Full access
Gary M. Carter, J. Paul Dallavalle, Albert L. Forst, and William H. Klein

Abstract

Currently, two sets of automated numerical-statistical forecasts of maximum/minimum (max/min) temperatures for calendar day periods are produced in the day-to-day operations of the National Weather Service. The “early” guidance forecasts are based on output from the Limited-area Fine Mesh (LFM) model, while the “final” guidance relies primarily on predictions from the hemispheric Primitive Equation (PE) model. This paper describes recent improvements to the early guidance surface temperature prediction system.

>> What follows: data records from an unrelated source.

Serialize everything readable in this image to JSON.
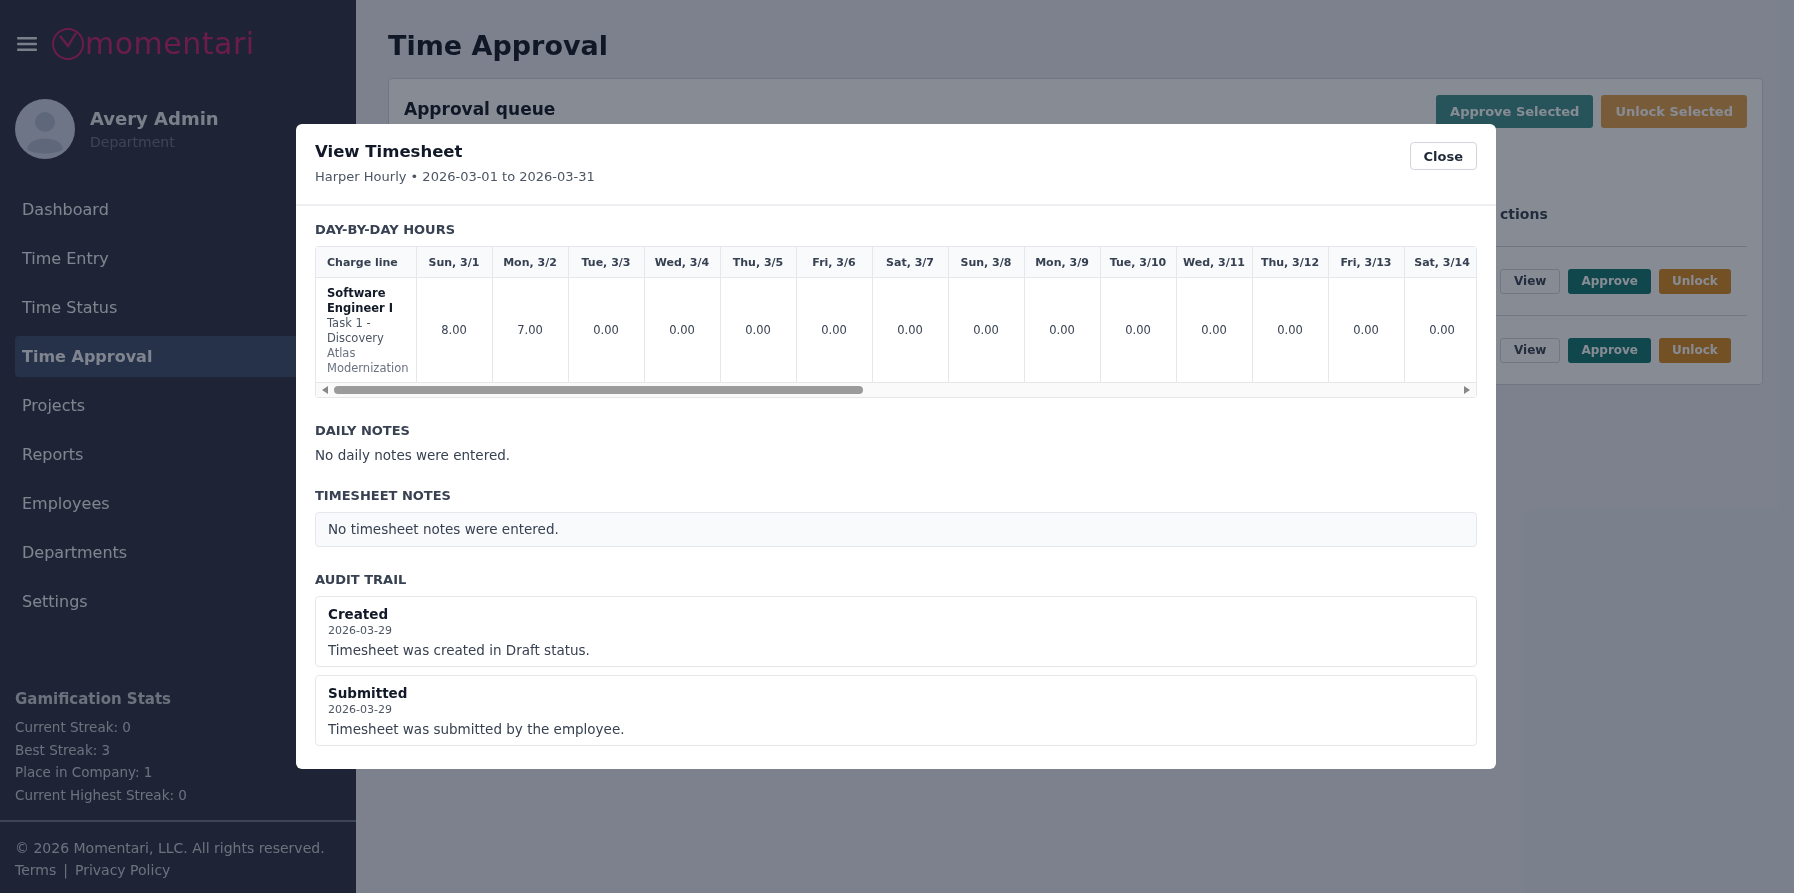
{
  "sidebar": {
    "brand": "momentari",
    "user": {
      "name": "Avery Admin",
      "department": "Department"
    },
    "nav": [
      {
        "label": "Dashboard",
        "selected": false
      },
      {
        "label": "Time Entry",
        "selected": false
      },
      {
        "label": "Time Status",
        "selected": false
      },
      {
        "label": "Time Approval",
        "selected": true
      },
      {
        "label": "Projects",
        "selected": false
      },
      {
        "label": "Reports",
        "selected": false
      },
      {
        "label": "Employees",
        "selected": false
      },
      {
        "label": "Departments",
        "selected": false
      },
      {
        "label": "Settings",
        "selected": false
      }
    ],
    "stats": {
      "title": "Gamification Stats",
      "lines": [
        "Current Streak: 0",
        "Best Streak: 3",
        "Place in Company: 1",
        "Current Highest Streak: 0"
      ]
    },
    "footer": {
      "copyright": "© 2026 Momentari, LLC. All rights reserved.",
      "links": [
        "Terms",
        "Privacy Policy"
      ],
      "separator": "|"
    }
  },
  "page": {
    "title": "Time Approval",
    "panel": {
      "title": "Approval queue",
      "buttons": [
        {
          "label": "Approve Selected",
          "kind": "approve",
          "disabled": true
        },
        {
          "label": "Unlock Selected",
          "kind": "unlock",
          "disabled": true
        }
      ],
      "column_header": "ctions",
      "rows": [
        {
          "actions": [
            {
              "label": "View",
              "kind": "view"
            },
            {
              "label": "Approve",
              "kind": "approve"
            },
            {
              "label": "Unlock",
              "kind": "unlock"
            }
          ]
        },
        {
          "actions": [
            {
              "label": "View",
              "kind": "view"
            },
            {
              "label": "Approve",
              "kind": "approve"
            },
            {
              "label": "Unlock",
              "kind": "unlock"
            }
          ]
        }
      ]
    }
  },
  "modal": {
    "title": "View Timesheet",
    "subtitle": "Harper Hourly • 2026-03-01 to 2026-03-31",
    "close_button": "Close",
    "hours": {
      "heading": "DAY-BY-DAY HOURS",
      "columns": [
        "Charge line",
        "Sun, 3/1",
        "Mon, 3/2",
        "Tue, 3/3",
        "Wed, 3/4",
        "Thu, 3/5",
        "Fri, 3/6",
        "Sat, 3/7",
        "Sun, 3/8",
        "Mon, 3/9",
        "Tue, 3/10",
        "Wed, 3/11",
        "Thu, 3/12",
        "Fri, 3/13",
        "Sat, 3/14"
      ],
      "rows": [
        {
          "role": "Software Engineer I",
          "task": "Task 1 - Discovery",
          "project": "Atlas Modernization",
          "hours": [
            "8.00",
            "7.00",
            "0.00",
            "0.00",
            "0.00",
            "0.00",
            "0.00",
            "0.00",
            "0.00",
            "0.00",
            "0.00",
            "0.00",
            "0.00",
            "0.00"
          ]
        }
      ]
    },
    "daily_notes": {
      "heading": "DAILY NOTES",
      "text": "No daily notes were entered."
    },
    "timesheet_notes": {
      "heading": "TIMESHEET NOTES",
      "text": "No timesheet notes were entered."
    },
    "audit_trail": {
      "heading": "AUDIT TRAIL",
      "entries": [
        {
          "event": "Created",
          "date": "2026-03-29",
          "description": "Timesheet was created in Draft status."
        },
        {
          "event": "Submitted",
          "date": "2026-03-29",
          "description": "Timesheet was submitted by the employee."
        }
      ]
    }
  }
}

The Techniques Development Laboratory recently developed new early guidance equations to forecast calendar day max/min temperatures for projections out to approximately 60 h and hourly temperatures at 3 h intervals out to 51 h for approximately 230 stations in the conterminous United States. A combination of LFM model output, surface weather observations and climatic factors were used in this development. We derived three sets of temperature prediction equations for both the 0000 and 1200 GMT forecast cycle as follows: 1) max/min equations for the first (24 h) period and 3 h equations for projections of 6 to 27 h;2) max/min equations for the second (36 h) period and 3 h equations for projections to 27 to 39 h; and 3) max/min equations for the third (48 h) period and 3 h equations for projections of 39 to 51 h. To enhance consistency among the various max (or min) and 3 h forecasts, all the equations within each set are comprised of the same 10 predictors. We also derived a separate set of 60 h max/min equations.

Comparative verification indicates that, in sharp contrast to past results, max/min forecasts from the new early guidance system are now better than those from the final guidance system. In addition, the automated 3 h temperature predictions are superior to persistence forecasts based on 3 to 6 h old temperature observations, as well as to persistence forecasts based on reports taken 24 h earlier.

Full access